Sam Houston Jones State Park

The water and power hook ups are way too far from the site, but the office kindly lent us an extension cord. The park is mostly peaceful and quiet, but there was some kind of constant distant humming from a plant that got really aggravating.  The birds and the wind could not drown out that noise!

Sam Houston Jones State Park

Note how far the hook ups are.

There are three hiking trails winding through this beautiful park.  First we took the Riverwalk Trail — 1.6 miles that follows Houston river and dry cypress swamps.
River Trail
Swamp Walk Trail — 1.1 miles around the swamp and this is where I saw my first Gator and other animals!
Baby Gator

Steve’s new screen background – this guys is so cool, and the colors around him are gorgeous!

On another day we tackled the Longleaf Pine Trail — 3-1/2 miles, then added the Longleaf Pine Extension — 1.3 miles.  Luckily on this trail we did not hear that obnoxious noise.  Instead we were in the midst of hardwood and long-leaf pine trees.
The park is said to be located in the Central Migratory Flyway, just north of the most productive birding region in Louisiana.  Even if we were too early for the migratory birds, we did hear a lot of birds but rarely saw them – the trees are so tall!  But with patience I managed to capture the resident feathered friends.
Red-headed Woodpecker
Great Heron
Finally, we had our first taste of Cajun cooking.  We ordered shrimp étouffée and chicken and sausage gumbo from Steamboat Bills.  We can imagine ourselves gaining many unwanted pounds during the next few days we are here in Louisiana, as we savor the wonderful flavorful dishes.
Cajun Style
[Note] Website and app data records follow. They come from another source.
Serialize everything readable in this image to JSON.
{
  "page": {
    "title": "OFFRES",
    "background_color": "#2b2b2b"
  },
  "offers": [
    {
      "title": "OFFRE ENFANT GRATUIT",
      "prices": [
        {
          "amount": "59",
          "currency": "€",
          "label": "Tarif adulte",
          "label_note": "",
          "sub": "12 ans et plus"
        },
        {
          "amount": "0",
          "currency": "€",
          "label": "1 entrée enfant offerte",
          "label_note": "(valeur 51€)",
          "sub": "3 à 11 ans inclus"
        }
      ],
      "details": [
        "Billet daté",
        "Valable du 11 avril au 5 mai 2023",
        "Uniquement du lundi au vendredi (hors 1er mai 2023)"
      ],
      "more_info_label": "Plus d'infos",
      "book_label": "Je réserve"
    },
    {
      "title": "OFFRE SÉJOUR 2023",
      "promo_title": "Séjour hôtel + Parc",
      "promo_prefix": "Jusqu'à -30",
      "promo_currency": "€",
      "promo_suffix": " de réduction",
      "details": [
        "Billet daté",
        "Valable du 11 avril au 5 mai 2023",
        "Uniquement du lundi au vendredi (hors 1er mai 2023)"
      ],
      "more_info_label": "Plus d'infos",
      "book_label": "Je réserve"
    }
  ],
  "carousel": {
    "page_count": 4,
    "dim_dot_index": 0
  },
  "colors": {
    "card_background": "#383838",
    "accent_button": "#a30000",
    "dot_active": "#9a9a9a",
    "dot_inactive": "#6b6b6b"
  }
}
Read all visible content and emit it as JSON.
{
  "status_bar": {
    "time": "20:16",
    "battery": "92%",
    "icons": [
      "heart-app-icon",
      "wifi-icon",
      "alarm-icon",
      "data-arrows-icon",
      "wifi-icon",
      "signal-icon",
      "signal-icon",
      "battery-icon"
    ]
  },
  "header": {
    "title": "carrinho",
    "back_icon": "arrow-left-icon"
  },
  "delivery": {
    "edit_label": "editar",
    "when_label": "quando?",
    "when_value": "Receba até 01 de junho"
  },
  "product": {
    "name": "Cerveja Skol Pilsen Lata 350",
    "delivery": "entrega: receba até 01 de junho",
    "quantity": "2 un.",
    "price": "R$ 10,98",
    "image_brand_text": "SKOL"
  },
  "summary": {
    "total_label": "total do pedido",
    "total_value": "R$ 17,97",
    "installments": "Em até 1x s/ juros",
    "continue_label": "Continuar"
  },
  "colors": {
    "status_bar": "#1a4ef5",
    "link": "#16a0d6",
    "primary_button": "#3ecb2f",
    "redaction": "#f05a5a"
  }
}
Upcoming stops – do share with us any “must do’s” at these locations:

New Orleans, LA

Biloxi, MS